◆ Assignment
Bring together every line in the data that includes "Teaching".

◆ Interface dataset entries

- Opening Delimiter -

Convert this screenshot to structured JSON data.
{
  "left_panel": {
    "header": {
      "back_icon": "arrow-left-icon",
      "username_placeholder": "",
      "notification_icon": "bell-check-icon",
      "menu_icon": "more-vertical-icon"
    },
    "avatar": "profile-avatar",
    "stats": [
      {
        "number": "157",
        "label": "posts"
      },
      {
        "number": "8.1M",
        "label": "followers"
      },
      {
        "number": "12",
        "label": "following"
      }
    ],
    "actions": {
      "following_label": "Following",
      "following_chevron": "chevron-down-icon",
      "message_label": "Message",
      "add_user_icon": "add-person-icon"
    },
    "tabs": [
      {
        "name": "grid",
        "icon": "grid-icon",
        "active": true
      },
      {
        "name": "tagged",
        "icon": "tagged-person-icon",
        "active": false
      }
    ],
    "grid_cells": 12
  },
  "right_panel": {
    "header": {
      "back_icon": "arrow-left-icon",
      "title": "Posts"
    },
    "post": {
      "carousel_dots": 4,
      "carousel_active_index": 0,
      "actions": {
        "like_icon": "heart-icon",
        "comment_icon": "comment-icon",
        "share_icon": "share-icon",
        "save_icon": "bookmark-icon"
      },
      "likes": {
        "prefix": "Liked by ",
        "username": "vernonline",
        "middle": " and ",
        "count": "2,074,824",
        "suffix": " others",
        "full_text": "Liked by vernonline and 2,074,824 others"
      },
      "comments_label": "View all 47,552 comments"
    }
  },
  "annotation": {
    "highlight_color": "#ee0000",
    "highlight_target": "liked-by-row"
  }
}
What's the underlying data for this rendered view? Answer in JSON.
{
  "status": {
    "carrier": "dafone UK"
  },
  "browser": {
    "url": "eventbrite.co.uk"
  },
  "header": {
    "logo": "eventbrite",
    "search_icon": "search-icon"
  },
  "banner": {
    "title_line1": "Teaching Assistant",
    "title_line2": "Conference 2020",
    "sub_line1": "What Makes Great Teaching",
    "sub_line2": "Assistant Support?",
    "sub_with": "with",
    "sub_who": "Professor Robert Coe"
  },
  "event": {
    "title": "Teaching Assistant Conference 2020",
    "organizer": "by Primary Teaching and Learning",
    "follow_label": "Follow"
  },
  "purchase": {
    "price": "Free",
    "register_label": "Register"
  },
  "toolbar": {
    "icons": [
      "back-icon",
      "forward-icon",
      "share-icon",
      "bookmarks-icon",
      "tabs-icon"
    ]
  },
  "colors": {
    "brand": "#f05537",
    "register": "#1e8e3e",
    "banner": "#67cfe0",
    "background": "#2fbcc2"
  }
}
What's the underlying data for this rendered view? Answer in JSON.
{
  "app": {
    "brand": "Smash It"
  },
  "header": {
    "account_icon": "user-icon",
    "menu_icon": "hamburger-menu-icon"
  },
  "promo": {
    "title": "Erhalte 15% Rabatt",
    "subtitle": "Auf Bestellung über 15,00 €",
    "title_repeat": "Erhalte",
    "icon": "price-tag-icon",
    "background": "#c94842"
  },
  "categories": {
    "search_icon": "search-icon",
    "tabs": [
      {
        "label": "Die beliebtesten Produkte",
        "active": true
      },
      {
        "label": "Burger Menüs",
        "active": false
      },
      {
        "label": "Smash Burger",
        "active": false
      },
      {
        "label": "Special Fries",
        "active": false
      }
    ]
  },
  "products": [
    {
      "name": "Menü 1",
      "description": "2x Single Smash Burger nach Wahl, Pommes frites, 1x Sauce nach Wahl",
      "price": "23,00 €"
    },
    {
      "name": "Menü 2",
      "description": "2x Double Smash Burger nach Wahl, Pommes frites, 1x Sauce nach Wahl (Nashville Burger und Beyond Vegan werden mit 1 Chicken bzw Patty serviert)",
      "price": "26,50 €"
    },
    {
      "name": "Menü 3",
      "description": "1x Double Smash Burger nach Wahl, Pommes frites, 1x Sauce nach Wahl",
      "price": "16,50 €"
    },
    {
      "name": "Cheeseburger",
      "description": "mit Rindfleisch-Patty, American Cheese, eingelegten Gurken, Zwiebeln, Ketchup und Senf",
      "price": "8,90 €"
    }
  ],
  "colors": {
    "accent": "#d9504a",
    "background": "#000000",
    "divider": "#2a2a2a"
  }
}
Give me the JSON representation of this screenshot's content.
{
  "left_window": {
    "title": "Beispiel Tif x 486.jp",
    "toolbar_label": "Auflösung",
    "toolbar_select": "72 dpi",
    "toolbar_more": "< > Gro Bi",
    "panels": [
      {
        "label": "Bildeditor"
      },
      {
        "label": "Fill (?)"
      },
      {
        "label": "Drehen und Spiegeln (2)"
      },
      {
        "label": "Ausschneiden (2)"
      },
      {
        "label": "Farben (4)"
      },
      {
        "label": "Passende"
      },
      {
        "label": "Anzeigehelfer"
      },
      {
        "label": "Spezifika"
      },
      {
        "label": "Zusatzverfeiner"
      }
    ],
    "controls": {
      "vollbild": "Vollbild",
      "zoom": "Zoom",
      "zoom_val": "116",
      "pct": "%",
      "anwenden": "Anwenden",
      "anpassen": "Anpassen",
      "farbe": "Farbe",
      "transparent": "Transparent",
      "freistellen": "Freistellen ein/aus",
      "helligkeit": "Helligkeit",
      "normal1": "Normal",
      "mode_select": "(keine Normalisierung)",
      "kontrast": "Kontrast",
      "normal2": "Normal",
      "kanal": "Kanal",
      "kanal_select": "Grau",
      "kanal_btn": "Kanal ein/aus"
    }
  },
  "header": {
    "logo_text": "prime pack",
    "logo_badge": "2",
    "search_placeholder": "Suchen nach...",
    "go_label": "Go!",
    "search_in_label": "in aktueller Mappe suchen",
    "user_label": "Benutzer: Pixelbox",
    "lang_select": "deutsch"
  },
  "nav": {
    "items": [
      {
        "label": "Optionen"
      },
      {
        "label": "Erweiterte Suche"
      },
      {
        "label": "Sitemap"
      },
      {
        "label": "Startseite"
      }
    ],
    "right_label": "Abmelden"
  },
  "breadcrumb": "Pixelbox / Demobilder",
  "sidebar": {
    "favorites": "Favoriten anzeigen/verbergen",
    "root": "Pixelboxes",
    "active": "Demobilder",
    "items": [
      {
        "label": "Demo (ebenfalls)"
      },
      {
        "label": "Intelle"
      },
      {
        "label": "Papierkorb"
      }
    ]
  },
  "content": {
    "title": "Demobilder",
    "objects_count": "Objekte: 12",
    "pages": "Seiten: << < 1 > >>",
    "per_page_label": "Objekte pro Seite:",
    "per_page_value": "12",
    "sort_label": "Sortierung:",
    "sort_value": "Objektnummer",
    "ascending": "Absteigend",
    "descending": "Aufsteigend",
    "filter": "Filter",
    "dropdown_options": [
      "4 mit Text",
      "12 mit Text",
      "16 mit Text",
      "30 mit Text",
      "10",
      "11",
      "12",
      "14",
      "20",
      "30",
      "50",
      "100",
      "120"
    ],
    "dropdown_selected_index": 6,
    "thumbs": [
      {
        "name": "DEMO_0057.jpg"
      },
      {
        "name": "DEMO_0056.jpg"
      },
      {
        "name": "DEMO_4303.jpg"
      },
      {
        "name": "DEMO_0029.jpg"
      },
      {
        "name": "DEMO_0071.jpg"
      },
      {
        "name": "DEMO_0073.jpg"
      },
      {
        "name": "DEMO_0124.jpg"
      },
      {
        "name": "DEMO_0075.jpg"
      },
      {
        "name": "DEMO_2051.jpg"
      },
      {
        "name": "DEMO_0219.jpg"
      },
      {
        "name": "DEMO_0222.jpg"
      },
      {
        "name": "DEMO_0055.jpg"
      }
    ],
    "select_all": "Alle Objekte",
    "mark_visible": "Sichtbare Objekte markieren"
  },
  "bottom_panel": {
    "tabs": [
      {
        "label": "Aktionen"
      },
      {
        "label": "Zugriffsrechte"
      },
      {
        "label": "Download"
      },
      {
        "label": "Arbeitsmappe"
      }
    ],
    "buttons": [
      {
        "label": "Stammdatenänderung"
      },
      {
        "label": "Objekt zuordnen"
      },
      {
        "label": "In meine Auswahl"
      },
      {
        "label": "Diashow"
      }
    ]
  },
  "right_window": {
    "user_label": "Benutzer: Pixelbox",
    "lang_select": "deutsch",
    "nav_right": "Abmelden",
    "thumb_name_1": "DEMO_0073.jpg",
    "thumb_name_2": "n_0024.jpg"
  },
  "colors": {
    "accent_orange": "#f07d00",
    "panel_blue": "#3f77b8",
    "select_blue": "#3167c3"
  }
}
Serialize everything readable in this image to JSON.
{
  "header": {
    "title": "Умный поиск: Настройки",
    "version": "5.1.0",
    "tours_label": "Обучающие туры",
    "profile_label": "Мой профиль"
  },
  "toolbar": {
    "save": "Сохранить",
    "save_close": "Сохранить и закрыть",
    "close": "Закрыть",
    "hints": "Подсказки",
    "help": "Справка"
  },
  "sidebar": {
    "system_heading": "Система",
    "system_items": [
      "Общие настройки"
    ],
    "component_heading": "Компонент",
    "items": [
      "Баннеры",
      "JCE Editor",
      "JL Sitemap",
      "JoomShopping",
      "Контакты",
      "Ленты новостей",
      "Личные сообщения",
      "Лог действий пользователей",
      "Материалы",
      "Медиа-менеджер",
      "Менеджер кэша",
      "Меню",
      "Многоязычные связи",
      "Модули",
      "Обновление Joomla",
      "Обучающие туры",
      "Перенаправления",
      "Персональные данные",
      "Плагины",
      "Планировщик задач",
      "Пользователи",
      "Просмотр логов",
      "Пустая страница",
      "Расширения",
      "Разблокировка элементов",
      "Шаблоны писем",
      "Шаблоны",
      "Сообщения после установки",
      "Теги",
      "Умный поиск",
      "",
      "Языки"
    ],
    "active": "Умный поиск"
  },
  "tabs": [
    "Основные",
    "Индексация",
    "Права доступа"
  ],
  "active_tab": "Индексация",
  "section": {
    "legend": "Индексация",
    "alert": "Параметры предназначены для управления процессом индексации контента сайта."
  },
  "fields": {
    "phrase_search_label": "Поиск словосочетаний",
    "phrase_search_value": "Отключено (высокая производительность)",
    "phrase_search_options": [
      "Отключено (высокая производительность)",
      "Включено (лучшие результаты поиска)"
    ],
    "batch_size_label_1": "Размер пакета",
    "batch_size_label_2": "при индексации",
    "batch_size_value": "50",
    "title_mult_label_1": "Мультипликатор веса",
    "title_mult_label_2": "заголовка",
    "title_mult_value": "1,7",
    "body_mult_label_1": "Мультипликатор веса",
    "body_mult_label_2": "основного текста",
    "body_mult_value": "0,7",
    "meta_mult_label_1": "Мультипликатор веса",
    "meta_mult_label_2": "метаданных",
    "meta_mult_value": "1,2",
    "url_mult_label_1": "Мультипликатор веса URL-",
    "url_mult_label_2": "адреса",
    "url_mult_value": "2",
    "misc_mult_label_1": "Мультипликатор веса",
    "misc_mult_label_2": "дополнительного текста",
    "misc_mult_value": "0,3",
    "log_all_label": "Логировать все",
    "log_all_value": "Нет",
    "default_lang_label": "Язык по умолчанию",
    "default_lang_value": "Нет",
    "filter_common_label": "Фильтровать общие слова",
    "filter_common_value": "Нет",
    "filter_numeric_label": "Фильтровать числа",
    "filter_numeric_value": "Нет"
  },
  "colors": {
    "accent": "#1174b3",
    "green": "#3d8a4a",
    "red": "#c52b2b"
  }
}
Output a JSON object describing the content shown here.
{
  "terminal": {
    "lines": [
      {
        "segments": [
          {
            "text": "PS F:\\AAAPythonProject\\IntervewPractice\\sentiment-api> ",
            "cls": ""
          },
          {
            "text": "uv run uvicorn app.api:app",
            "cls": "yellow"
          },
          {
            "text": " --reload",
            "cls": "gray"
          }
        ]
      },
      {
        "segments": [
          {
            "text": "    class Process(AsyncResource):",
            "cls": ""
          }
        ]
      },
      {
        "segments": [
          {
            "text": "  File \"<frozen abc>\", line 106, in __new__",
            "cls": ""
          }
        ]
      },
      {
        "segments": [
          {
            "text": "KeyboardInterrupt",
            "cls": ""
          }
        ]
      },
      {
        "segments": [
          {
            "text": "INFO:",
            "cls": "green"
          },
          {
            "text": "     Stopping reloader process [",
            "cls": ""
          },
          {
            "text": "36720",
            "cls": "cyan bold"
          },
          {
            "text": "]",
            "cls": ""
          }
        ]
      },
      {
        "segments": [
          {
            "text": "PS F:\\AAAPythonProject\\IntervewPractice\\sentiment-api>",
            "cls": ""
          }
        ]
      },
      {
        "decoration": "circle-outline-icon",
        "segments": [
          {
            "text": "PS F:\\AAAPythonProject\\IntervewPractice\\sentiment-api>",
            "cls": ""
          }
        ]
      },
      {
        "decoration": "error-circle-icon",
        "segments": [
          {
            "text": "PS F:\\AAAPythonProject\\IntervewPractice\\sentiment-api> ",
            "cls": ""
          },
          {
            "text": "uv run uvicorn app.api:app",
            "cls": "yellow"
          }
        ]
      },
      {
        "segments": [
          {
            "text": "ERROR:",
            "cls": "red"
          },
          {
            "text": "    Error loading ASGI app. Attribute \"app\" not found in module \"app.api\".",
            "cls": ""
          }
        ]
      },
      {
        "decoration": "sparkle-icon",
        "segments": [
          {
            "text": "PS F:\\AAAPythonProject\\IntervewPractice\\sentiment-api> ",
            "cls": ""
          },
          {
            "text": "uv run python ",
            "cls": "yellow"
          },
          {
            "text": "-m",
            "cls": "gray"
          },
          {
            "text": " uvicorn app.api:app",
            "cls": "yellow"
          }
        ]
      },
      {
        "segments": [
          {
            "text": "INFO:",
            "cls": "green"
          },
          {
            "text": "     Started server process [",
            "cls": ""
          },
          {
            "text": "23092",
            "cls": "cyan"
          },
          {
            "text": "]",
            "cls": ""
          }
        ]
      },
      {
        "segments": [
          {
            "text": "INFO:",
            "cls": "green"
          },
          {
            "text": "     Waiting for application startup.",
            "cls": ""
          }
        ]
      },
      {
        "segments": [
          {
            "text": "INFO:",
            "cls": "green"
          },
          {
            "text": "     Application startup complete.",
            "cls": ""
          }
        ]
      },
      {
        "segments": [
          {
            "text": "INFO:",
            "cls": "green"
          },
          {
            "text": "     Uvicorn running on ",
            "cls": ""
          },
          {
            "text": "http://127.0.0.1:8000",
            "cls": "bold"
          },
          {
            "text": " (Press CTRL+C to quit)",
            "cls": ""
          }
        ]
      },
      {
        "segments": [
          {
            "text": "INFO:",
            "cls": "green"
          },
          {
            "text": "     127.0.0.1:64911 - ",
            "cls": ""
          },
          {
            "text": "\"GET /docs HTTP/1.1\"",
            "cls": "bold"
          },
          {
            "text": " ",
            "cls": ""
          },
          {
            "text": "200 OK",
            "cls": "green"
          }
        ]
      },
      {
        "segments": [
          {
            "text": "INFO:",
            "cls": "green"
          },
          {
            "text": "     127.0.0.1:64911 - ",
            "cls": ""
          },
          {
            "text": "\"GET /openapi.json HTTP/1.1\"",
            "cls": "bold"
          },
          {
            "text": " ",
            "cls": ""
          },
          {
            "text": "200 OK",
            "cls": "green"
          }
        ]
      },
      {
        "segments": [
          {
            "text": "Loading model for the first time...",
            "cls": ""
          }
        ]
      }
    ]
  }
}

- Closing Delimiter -

◆ Answer area
    "title_line1": "Teaching Assistant",
    "sub_line1": "What Makes Great Teaching",
    "title": "Teaching Assistant Conference 2020",
    "organizer": "by Primary Teaching and Learning",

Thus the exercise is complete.